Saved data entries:
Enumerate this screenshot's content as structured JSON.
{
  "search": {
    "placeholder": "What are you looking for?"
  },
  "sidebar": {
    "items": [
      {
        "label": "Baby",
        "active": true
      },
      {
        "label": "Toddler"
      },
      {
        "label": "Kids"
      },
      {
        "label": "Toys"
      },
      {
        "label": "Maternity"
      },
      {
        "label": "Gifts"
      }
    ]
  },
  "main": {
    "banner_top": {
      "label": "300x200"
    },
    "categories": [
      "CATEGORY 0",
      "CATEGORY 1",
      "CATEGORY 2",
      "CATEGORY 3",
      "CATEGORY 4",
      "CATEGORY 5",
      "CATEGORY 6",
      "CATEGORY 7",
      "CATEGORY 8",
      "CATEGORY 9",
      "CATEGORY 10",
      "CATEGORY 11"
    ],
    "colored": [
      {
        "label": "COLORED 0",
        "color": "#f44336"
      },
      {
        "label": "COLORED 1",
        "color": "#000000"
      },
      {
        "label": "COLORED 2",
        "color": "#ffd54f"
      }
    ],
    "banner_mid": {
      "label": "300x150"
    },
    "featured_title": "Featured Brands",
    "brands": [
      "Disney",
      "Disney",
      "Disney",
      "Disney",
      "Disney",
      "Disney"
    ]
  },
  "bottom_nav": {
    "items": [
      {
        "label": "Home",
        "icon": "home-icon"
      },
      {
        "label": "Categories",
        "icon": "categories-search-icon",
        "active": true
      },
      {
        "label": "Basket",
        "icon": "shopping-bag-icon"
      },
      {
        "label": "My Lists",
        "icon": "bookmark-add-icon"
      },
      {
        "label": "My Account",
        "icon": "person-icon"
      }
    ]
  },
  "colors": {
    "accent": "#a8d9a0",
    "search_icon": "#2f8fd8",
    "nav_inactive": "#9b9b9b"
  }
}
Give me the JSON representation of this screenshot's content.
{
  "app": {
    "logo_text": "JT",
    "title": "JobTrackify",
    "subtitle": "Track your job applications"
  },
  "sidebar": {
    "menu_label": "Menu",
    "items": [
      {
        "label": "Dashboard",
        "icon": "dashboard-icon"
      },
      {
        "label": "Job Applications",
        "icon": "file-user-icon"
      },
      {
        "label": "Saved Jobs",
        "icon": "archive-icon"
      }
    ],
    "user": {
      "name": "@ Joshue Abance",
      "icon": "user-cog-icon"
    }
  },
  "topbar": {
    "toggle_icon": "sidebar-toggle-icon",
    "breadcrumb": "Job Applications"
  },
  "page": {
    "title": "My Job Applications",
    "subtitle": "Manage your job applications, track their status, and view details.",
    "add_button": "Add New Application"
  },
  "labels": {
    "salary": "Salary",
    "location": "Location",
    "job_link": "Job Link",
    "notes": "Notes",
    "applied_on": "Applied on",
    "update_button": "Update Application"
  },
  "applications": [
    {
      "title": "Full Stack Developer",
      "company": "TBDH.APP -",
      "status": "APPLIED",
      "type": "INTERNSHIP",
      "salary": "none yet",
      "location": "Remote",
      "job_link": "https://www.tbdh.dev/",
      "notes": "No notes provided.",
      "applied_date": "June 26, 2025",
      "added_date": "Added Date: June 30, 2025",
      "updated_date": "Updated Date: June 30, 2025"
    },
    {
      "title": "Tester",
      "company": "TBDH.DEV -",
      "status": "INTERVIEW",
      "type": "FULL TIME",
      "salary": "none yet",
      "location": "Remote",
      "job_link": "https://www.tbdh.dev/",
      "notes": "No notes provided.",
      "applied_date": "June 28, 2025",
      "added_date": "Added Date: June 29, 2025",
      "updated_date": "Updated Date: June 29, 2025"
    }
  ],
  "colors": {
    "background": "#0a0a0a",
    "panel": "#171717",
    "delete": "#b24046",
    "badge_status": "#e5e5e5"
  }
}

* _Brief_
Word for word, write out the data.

* _Problem solution_
Enumerate this screenshot's content as structured JSON.
{
  "search": {
    "placeholder": "What are you looking for?"
  },
  "sidebar": {
    "items": [
      {
        "label": "Baby",
        "active": true
      },
      {
        "label": "Toddler"
      },
      {
        "label": "Kids"
      },
      {
        "label": "Toys"
      },
      {
        "label": "Maternity"
      },
      {
        "label": "Gifts"
      }
    ]
  },
  "main": {
    "banner_top": {
      "label": "300x200"
    },
    "categories": [
      "CATEGORY 0",
      "CATEGORY 1",
      "CATEGORY 2",
      "CATEGORY 3",
      "CATEGORY 4",
      "CATEGORY 5",
      "CATEGORY 6",
      "CATEGORY 7",
      "CATEGORY 8",
      "CATEGORY 9",
      "CATEGORY 10",
      "CATEGORY 11"
    ],
    "colored": [
      {
        "label": "COLORED 0",
        "color": "#f44336"
      },
      {
        "label": "COLORED 1",
        "color": "#000000"
      },
      {
        "label": "COLORED 2",
        "color": "#ffd54f"
      }
    ],
    "banner_mid": {
      "label": "300x150"
    },
    "featured_title": "Featured Brands",
    "brands": [
      "Disney",
      "Disney",
      "Disney",
      "Disney",
      "Disney",
      "Disney"
    ]
  },
  "bottom_nav": {
    "items": [
      {
        "label": "Home",
        "icon": "home-icon"
      },
      {
        "label": "Categories",
        "icon": "categories-search-icon",
        "active": true
      },
      {
        "label": "Basket",
        "icon": "shopping-bag-icon"
      },
      {
        "label": "My Lists",
        "icon": "bookmark-add-icon"
      },
      {
        "label": "My Account",
        "icon": "person-icon"
      }
    ]
  },
  "colors": {
    "accent": "#a8d9a0",
    "search_icon": "#2f8fd8",
    "nav_inactive": "#9b9b9b"
  }
}
Give me the JSON representation of this screenshot's content.
{
  "app": {
    "logo_text": "JT",
    "title": "JobTrackify",
    "subtitle": "Track your job applications"
  },
  "sidebar": {
    "menu_label": "Menu",
    "items": [
      {
        "label": "Dashboard",
        "icon": "dashboard-icon"
      },
      {
        "label": "Job Applications",
        "icon": "file-user-icon"
      },
      {
        "label": "Saved Jobs",
        "icon": "archive-icon"
      }
    ],
    "user": {
      "name": "@ Joshue Abance",
      "icon": "user-cog-icon"
    }
  },
  "topbar": {
    "toggle_icon": "sidebar-toggle-icon",
    "breadcrumb": "Job Applications"
  },
  "page": {
    "title": "My Job Applications",
    "subtitle": "Manage your job applications, track their status, and view details.",
    "add_button": "Add New Application"
  },
  "labels": {
    "salary": "Salary",
    "location": "Location",
    "job_link": "Job Link",
    "notes": "Notes",
    "applied_on": "Applied on",
    "update_button": "Update Application"
  },
  "applications": [
    {
      "title": "Full Stack Developer",
      "company": "TBDH.APP -",
      "status": "APPLIED",
      "type": "INTERNSHIP",
      "salary": "none yet",
      "location": "Remote",
      "job_link": "https://www.tbdh.dev/",
      "notes": "No notes provided.",
      "applied_date": "June 26, 2025",
      "added_date": "Added Date: June 30, 2025",
      "updated_date": "Updated Date: June 30, 2025"
    },
    {
      "title": "Tester",
      "company": "TBDH.DEV -",
      "status": "INTERVIEW",
      "type": "FULL TIME",
      "salary": "none yet",
      "location": "Remote",
      "job_link": "https://www.tbdh.dev/",
      "notes": "No notes provided.",
      "applied_date": "June 28, 2025",
      "added_date": "Added Date: June 29, 2025",
      "updated_date": "Updated Date: June 29, 2025"
    }
  ],
  "colors": {
    "background": "#0a0a0a",
    "panel": "#171717",
    "delete": "#b24046",
    "badge_status": "#e5e5e5"
  }
}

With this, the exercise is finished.